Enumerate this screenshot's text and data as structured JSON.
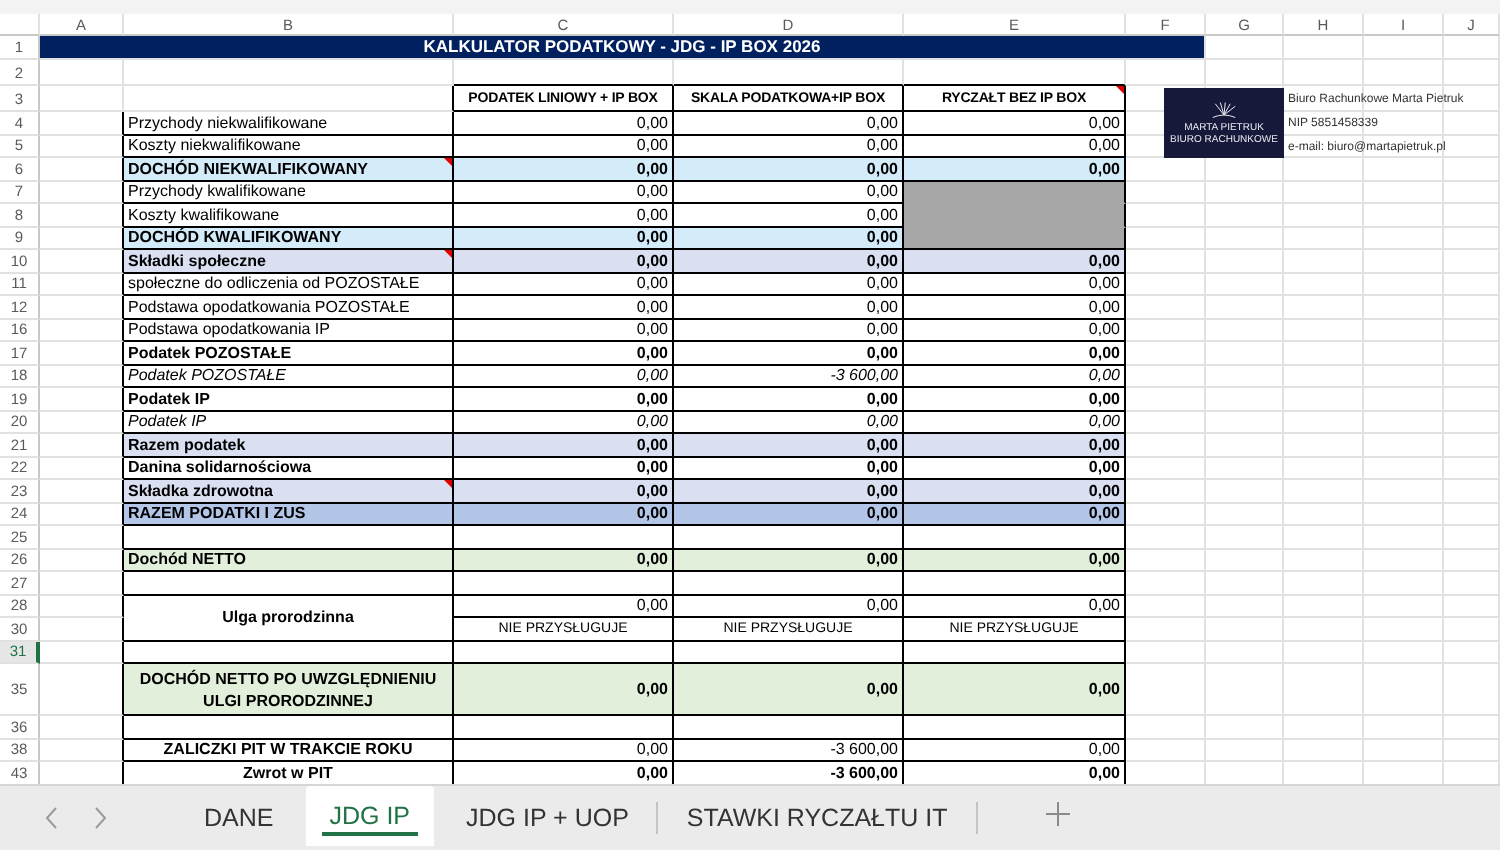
{
  "column_letters": [
    "A",
    "B",
    "C",
    "D",
    "E",
    "F",
    "G",
    "H",
    "I",
    "J"
  ],
  "rows": [
    {
      "number": "1",
      "kind": "title",
      "selected": false,
      "label": "KALKULATOR PODATKOWY - JDG - IP BOX 2026"
    },
    {
      "number": "2",
      "kind": "empty",
      "selected": false
    },
    {
      "number": "3",
      "kind": "headers",
      "selected": false,
      "columns": [
        {
          "label": "PODATEK LINIOWY + IP BOX",
          "note": false
        },
        {
          "label": "SKALA PODATKOWA+IP BOX",
          "note": false
        },
        {
          "label": "RYCZAŁT BEZ IP BOX",
          "note": true
        }
      ]
    },
    {
      "number": "4",
      "kind": "plain",
      "selected": false,
      "note": false,
      "label": "Przychody niekwalifikowane",
      "values": [
        "0,00",
        "0,00",
        "0,00"
      ]
    },
    {
      "number": "5",
      "kind": "plain",
      "selected": false,
      "note": false,
      "label": "Koszty niekwalifikowane",
      "values": [
        "0,00",
        "0,00",
        "0,00"
      ]
    },
    {
      "number": "6",
      "kind": "income",
      "selected": false,
      "note": true,
      "label": "DOCHÓD NIEKWALIFIKOWANY",
      "values": [
        "0,00",
        "0,00",
        "0,00"
      ]
    },
    {
      "number": "7",
      "kind": "plain",
      "selected": false,
      "note": false,
      "label": "Przychody kwalifikowane",
      "values": [
        "0,00",
        "0,00"
      ]
    },
    {
      "number": "8",
      "kind": "plain",
      "selected": false,
      "note": false,
      "label": "Koszty kwalifikowane",
      "values": [
        "0,00",
        "0,00"
      ]
    },
    {
      "number": "9",
      "kind": "income",
      "selected": false,
      "note": false,
      "label": "DOCHÓD KWALIFIKOWANY",
      "values": [
        "0,00",
        "0,00"
      ]
    },
    {
      "number": "10",
      "kind": "section",
      "selected": false,
      "note": true,
      "label": "Składki społeczne",
      "values": [
        "0,00",
        "0,00",
        "0,00"
      ]
    },
    {
      "number": "11",
      "kind": "plain",
      "selected": false,
      "note": false,
      "label": "społeczne do odliczenia od POZOSTAŁE",
      "values": [
        "0,00",
        "0,00",
        "0,00"
      ]
    },
    {
      "number": "12",
      "kind": "plain",
      "selected": false,
      "note": false,
      "label": "Podstawa  opodatkowania POZOSTAŁE",
      "values": [
        "0,00",
        "0,00",
        "0,00"
      ]
    },
    {
      "number": "16",
      "kind": "plain",
      "selected": false,
      "note": false,
      "label": "Podstawa opodatkowania IP",
      "values": [
        "0,00",
        "0,00",
        "0,00"
      ]
    },
    {
      "number": "17",
      "kind": "bold",
      "selected": false,
      "note": false,
      "label": "Podatek POZOSTAŁE",
      "values": [
        "0,00",
        "0,00",
        "0,00"
      ]
    },
    {
      "number": "18",
      "kind": "italic",
      "selected": false,
      "note": false,
      "label": "Podatek POZOSTAŁE",
      "values": [
        "0,00",
        "-3 600,00",
        "0,00"
      ]
    },
    {
      "number": "19",
      "kind": "bold",
      "selected": false,
      "note": false,
      "label": "Podatek IP",
      "values": [
        "0,00",
        "0,00",
        "0,00"
      ]
    },
    {
      "number": "20",
      "kind": "italic",
      "selected": false,
      "note": false,
      "label": "Podatek IP",
      "values": [
        "0,00",
        "0,00",
        "0,00"
      ]
    },
    {
      "number": "21",
      "kind": "section",
      "selected": false,
      "note": false,
      "label": "Razem podatek",
      "values": [
        "0,00",
        "0,00",
        "0,00"
      ]
    },
    {
      "number": "22",
      "kind": "bold",
      "selected": false,
      "note": false,
      "label": "Danina solidarnościowa",
      "values": [
        "0,00",
        "0,00",
        "0,00"
      ]
    },
    {
      "number": "23",
      "kind": "section",
      "selected": false,
      "note": true,
      "label": "Składka zdrowotna",
      "values": [
        "0,00",
        "0,00",
        "0,00"
      ]
    },
    {
      "number": "24",
      "kind": "grand",
      "selected": false,
      "note": false,
      "label": "RAZEM PODATKI I ZUS",
      "values": [
        "0,00",
        "0,00",
        "0,00"
      ]
    },
    {
      "number": "25",
      "kind": "blank",
      "selected": false
    },
    {
      "number": "26",
      "kind": "net",
      "selected": false,
      "note": false,
      "label": "Dochód NETTO",
      "values": [
        "0,00",
        "0,00",
        "0,00"
      ]
    },
    {
      "number": "27",
      "kind": "blank",
      "selected": false
    },
    {
      "number": "28",
      "kind": "relief",
      "selected": false,
      "note": false,
      "label": "Ulga prorodzinna",
      "values": [
        "0,00",
        "0,00",
        "0,00"
      ]
    },
    {
      "number": "30",
      "kind": "notice",
      "selected": false,
      "values": [
        "NIE PRZYSŁUGUJE",
        "NIE PRZYSŁUGUJE",
        "NIE PRZYSŁUGUJE"
      ]
    },
    {
      "number": "31",
      "kind": "blank",
      "selected": true
    },
    {
      "number": "35",
      "kind": "final",
      "selected": false,
      "note": false,
      "label": "DOCHÓD NETTO PO UWZGLĘDNIENIU ULGI PRORODZINNEJ",
      "values": [
        "0,00",
        "0,00",
        "0,00"
      ]
    },
    {
      "number": "36",
      "kind": "blank",
      "selected": false
    },
    {
      "number": "38",
      "kind": "summary",
      "selected": false,
      "note": false,
      "label": "ZALICZKI PIT  W TRAKCIE ROKU",
      "values": [
        "0,00",
        "-3 600,00",
        "0,00"
      ]
    },
    {
      "number": "43",
      "kind": "summary-bold",
      "selected": false,
      "note": false,
      "label": "Zwrot w PIT",
      "values": [
        "0,00",
        "-3 600,00",
        "0,00"
      ]
    }
  ],
  "logo": {
    "lines": [
      "MARTA PIETRUK",
      "BIURO RACHUNKOWE"
    ]
  },
  "company_info": [
    "Biuro Rachunkowe Marta Pietruk",
    "NIP 5851458339",
    "e-mail: biuro@martapietruk.pl"
  ],
  "sheet_tabs": [
    {
      "label": "DANE",
      "selected": false
    },
    {
      "label": "JDG IP",
      "selected": true
    },
    {
      "label": "JDG IP + UOP",
      "selected": false
    },
    {
      "label": "STAWKI RYCZAŁTU IT",
      "selected": false
    }
  ]
}
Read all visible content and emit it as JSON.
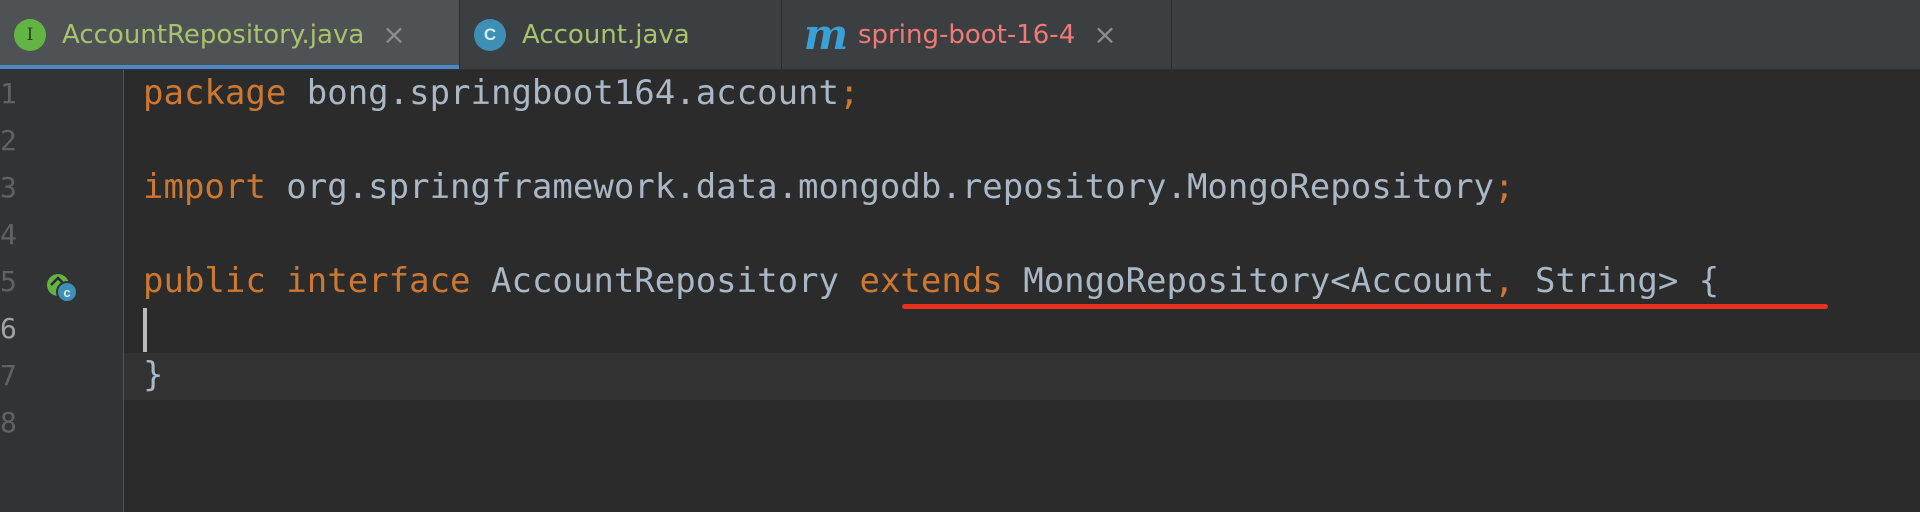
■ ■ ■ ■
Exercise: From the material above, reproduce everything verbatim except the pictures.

Solved exercise:
Enumerate this screenshot's text and data as structured JSON.
{
  "column_letters": [
    "A",
    "B",
    "C",
    "D",
    "E",
    "F",
    "G",
    "H",
    "I",
    "J"
  ],
  "rows": [
    {
      "number": "1",
      "kind": "title",
      "selected": false,
      "label": "KALKULATOR PODATKOWY - JDG - IP BOX 2026"
    },
    {
      "number": "2",
      "kind": "empty",
      "selected": false
    },
    {
      "number": "3",
      "kind": "headers",
      "selected": false,
      "columns": [
        {
          "label": "PODATEK LINIOWY + IP BOX",
          "note": false
        },
        {
          "label": "SKALA PODATKOWA+IP BOX",
          "note": false
        },
        {
          "label": "RYCZAŁT BEZ IP BOX",
          "note": true
        }
      ]
    },
    {
      "number": "4",
      "kind": "plain",
      "selected": false,
      "note": false,
      "label": "Przychody niekwalifikowane",
      "values": [
        "0,00",
        "0,00",
        "0,00"
      ]
    },
    {
      "number": "5",
      "kind": "plain",
      "selected": false,
      "note": false,
      "label": "Koszty niekwalifikowane",
      "values": [
        "0,00",
        "0,00",
        "0,00"
      ]
    },
    {
      "number": "6",
      "kind": "income",
      "selected": false,
      "note": true,
      "label": "DOCHÓD NIEKWALIFIKOWANY",
      "values": [
        "0,00",
        "0,00",
        "0,00"
      ]
    },
    {
      "number": "7",
      "kind": "plain",
      "selected": false,
      "note": false,
      "label": "Przychody kwalifikowane",
      "values": [
        "0,00",
        "0,00"
      ]
    },
    {
      "number": "8",
      "kind": "plain",
      "selected": false,
      "note": false,
      "label": "Koszty kwalifikowane",
      "values": [
        "0,00",
        "0,00"
      ]
    },
    {
      "number": "9",
      "kind": "income",
      "selected": false,
      "note": false,
      "label": "DOCHÓD KWALIFIKOWANY",
      "values": [
        "0,00",
        "0,00"
      ]
    },
    {
      "number": "10",
      "kind": "section",
      "selected": false,
      "note": true,
      "label": "Składki społeczne",
      "values": [
        "0,00",
        "0,00",
        "0,00"
      ]
    },
    {
      "number": "11",
      "kind": "plain",
      "selected": false,
      "note": false,
      "label": "społeczne do odliczenia od POZOSTAŁE",
      "values": [
        "0,00",
        "0,00",
        "0,00"
      ]
    },
    {
      "number": "12",
      "kind": "plain",
      "selected": false,
      "note": false,
      "label": "Podstawa  opodatkowania POZOSTAŁE",
      "values": [
        "0,00",
        "0,00",
        "0,00"
      ]
    },
    {
      "number": "16",
      "kind": "plain",
      "selected": false,
      "note": false,
      "label": "Podstawa opodatkowania IP",
      "values": [
        "0,00",
        "0,00",
        "0,00"
      ]
    },
    {
      "number": "17",
      "kind": "bold",
      "selected": false,
      "note": false,
      "label": "Podatek POZOSTAŁE",
      "values": [
        "0,00",
        "0,00",
        "0,00"
      ]
    },
    {
      "number": "18",
      "kind": "italic",
      "selected": false,
      "note": false,
      "label": "Podatek POZOSTAŁE",
      "values": [
        "0,00",
        "-3 600,00",
        "0,00"
      ]
    },
    {
      "number": "19",
      "kind": "bold",
      "selected": false,
      "note": false,
      "label": "Podatek IP",
      "values": [
        "0,00",
        "0,00",
        "0,00"
      ]
    },
    {
      "number": "20",
      "kind": "italic",
      "selected": false,
      "note": false,
      "label": "Podatek IP",
      "values": [
        "0,00",
        "0,00",
        "0,00"
      ]
    },
    {
      "number": "21",
      "kind": "section",
      "selected": false,
      "note": false,
      "label": "Razem podatek",
      "values": [
        "0,00",
        "0,00",
        "0,00"
      ]
    },
    {
      "number": "22",
      "kind": "bold",
      "selected": false,
      "note": false,
      "label": "Danina solidarnościowa",
      "values": [
        "0,00",
        "0,00",
        "0,00"
      ]
    },
    {
      "number": "23",
      "kind": "section",
      "selected": false,
      "note": true,
      "label": "Składka zdrowotna",
      "values": [
        "0,00",
        "0,00",
        "0,00"
      ]
    },
    {
      "number": "24",
      "kind": "grand",
      "selected": false,
      "note": false,
      "label": "RAZEM PODATKI I ZUS",
      "values": [
        "0,00",
        "0,00",
        "0,00"
      ]
    },
    {
      "number": "25",
      "kind": "blank",
      "selected": false
    },
    {
      "number": "26",
      "kind": "net",
      "selected": false,
      "note": false,
      "label": "Dochód NETTO",
      "values": [
        "0,00",
        "0,00",
        "0,00"
      ]
    },
    {
      "number": "27",
      "kind": "blank",
      "selected": false
    },
    {
      "number": "28",
      "kind": "relief",
      "selected": false,
      "note": false,
      "label": "Ulga prorodzinna",
      "values": [
        "0,00",
        "0,00",
        "0,00"
      ]
    },
    {
      "number": "30",
      "kind": "notice",
      "selected": false,
      "values": [
        "NIE PRZYSŁUGUJE",
        "NIE PRZYSŁUGUJE",
        "NIE PRZYSŁUGUJE"
      ]
    },
    {
      "number": "31",
      "kind": "blank",
      "selected": true
    },
    {
      "number": "35",
      "kind": "final",
      "selected": false,
      "note": false,
      "label": "DOCHÓD NETTO PO UWZGLĘDNIENIU ULGI PRORODZINNEJ",
      "values": [
        "0,00",
        "0,00",
        "0,00"
      ]
    },
    {
      "number": "36",
      "kind": "blank",
      "selected": false
    },
    {
      "number": "38",
      "kind": "summary",
      "selected": false,
      "note": false,
      "label": "ZALICZKI PIT  W TRAKCIE ROKU",
      "values": [
        "0,00",
        "-3 600,00",
        "0,00"
      ]
    },
    {
      "number": "43",
      "kind": "summary-bold",
      "selected": false,
      "note": false,
      "label": "Zwrot w PIT",
      "values": [
        "0,00",
        "-3 600,00",
        "0,00"
      ]
    }
  ],
  "logo": {
    "lines": [
      "MARTA PIETRUK",
      "BIURO RACHUNKOWE"
    ]
  },
  "company_info": [
    "Biuro Rachunkowe Marta Pietruk",
    "NIP 5851458339",
    "e-mail: biuro@martapietruk.pl"
  ],
  "sheet_tabs": [
    {
      "label": "DANE",
      "selected": false
    },
    {
      "label": "JDG IP",
      "selected": true
    },
    {
      "label": "JDG IP + UOP",
      "selected": false
    },
    {
      "label": "STAWKI RYCZAŁTU IT",
      "selected": false
    }
  ]
}
Read all visible content and emit it as JSON.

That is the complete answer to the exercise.